The Chevy Chase Theater reflects a "high-style" example of the neighborhood movie house type in Washington. It is a good example of the Classical Revival style of architecture as interpreted for an important neighborhood commercial building. The main auditorium features a stage, organ screens, and proscenium characteristic of movie theaters built during the "silent" era. The Chevy Chase Theater is the oldest intact neighborhood movie theater in Washington and although it has been altered and damaged, it conveys its original design and purpose with clarity and is in good condition.
The Chevy Chase Theater is located within the Connecticut Avenue "commercial island" in Chevy Chase neighborhood of Washington, D.C. Constructed in 1922, it is an attached, two-story, brick and limestone, symmetrical, Classical Revival style building with a modified rectangular plan, flat roof, metal parapet, and large marquee. Its central entrance was flanked by two show windows for the one-story commercial spaces on either side. The second story features a tripartite window at the center flanked by large single windows; the former is framed by limestone Corinthian pilasters and decorative panels while the latter are framed by stylized pilasters and an ornate limestone arches. A full metal entablature crowns the building; its frieze incorporates stylized flowers separated by vertical grooves which suggest hieroglyphs.
The metal parapet has paneled sections some of which incorporate festoons and escutcheons, originally urns stood on top of the parapet. As the theater pre-dates "talkies," the auditorium has a shallow stage, which would have been used by an impresario, and organ screens, which projected the musical accompaniment. Typical of 1920's architecture, the facade is flat and the ornament is eclectic, abstract, and restrained. Classical- and Adamesque-inspired ornament was used in accordance with the national trend in theater design. In keeping with Washington architecture in general, the design is conservative.

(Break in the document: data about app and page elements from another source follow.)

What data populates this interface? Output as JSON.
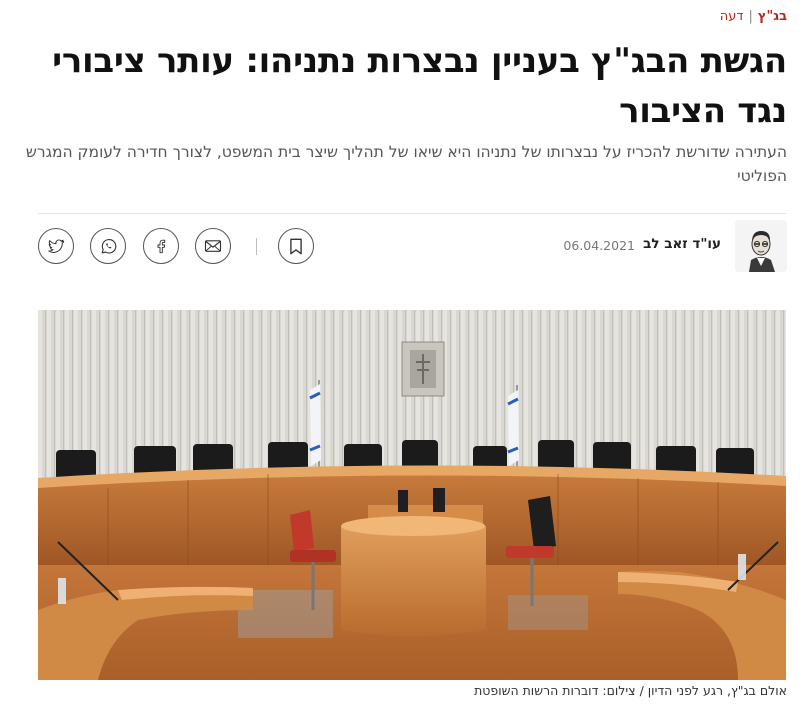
{
  "breadcrumb": {
    "section": "בג\"ץ",
    "separator": "|",
    "subsection": "דעה"
  },
  "article": {
    "headline": "הגשת הבג\"ץ בעניין נבצרות נתניהו: עותר ציבורי נגד הציבור",
    "subtitle": "העתירה שדורשת להכריז על נבצרותו של נתניהו היא שיאו של תהליך שיצר בית המשפט, לצורך חדירה לעומק המגרש הפוליטי",
    "author": "עו\"ד זאב לב",
    "date": "06.04.2021"
  },
  "share": {
    "icons": [
      "twitter-icon",
      "whatsapp-icon",
      "facebook-icon",
      "email-icon",
      "bookmark-icon"
    ]
  },
  "image": {
    "caption": "אולם בג\"ץ, רגע לפני הדיון / צילום: דוברות הרשות השופטת"
  }
}
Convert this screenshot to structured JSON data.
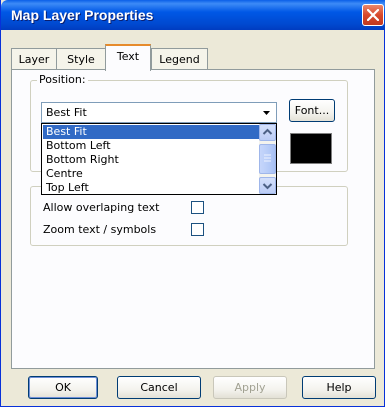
{
  "window": {
    "title": "Map Layer Properties"
  },
  "tabs": [
    {
      "label": "Layer"
    },
    {
      "label": "Style"
    },
    {
      "label": "Text",
      "active": true
    },
    {
      "label": "Legend"
    }
  ],
  "position_group": {
    "legend": "Position:",
    "combo_value": "Best Fit",
    "options": [
      "Best Fit",
      "Bottom Left",
      "Bottom Right",
      "Centre",
      "Top Left"
    ],
    "selected_option": "Best Fit"
  },
  "font_button": "Font...",
  "text_color": "#000000",
  "options": {
    "allow_overlap_label": "Allow overlaping text",
    "allow_overlap_checked": false,
    "zoom_text_label": "Zoom text / symbols",
    "zoom_text_checked": false
  },
  "footer": {
    "ok": "OK",
    "cancel": "Cancel",
    "apply": "Apply",
    "help": "Help"
  },
  "icons": {
    "close": "close-icon",
    "dropdown": "chevron-down-icon",
    "scroll_up": "arrow-up-icon",
    "scroll_down": "arrow-down-icon"
  }
}
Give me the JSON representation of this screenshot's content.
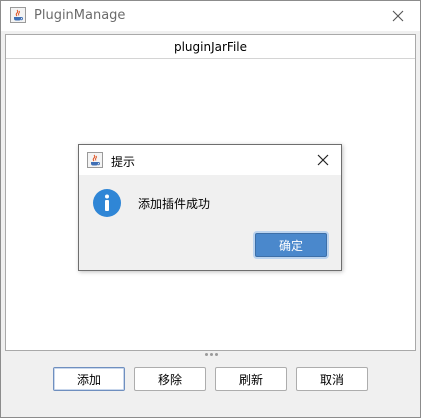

Built in 1922, and designed by noted local architects Upman and Adams in the Classical Revival style, this two-story brick structure features limestone trim and Adamesque ornament.
National Register: August 16, 1996
DC designation April 25, 1996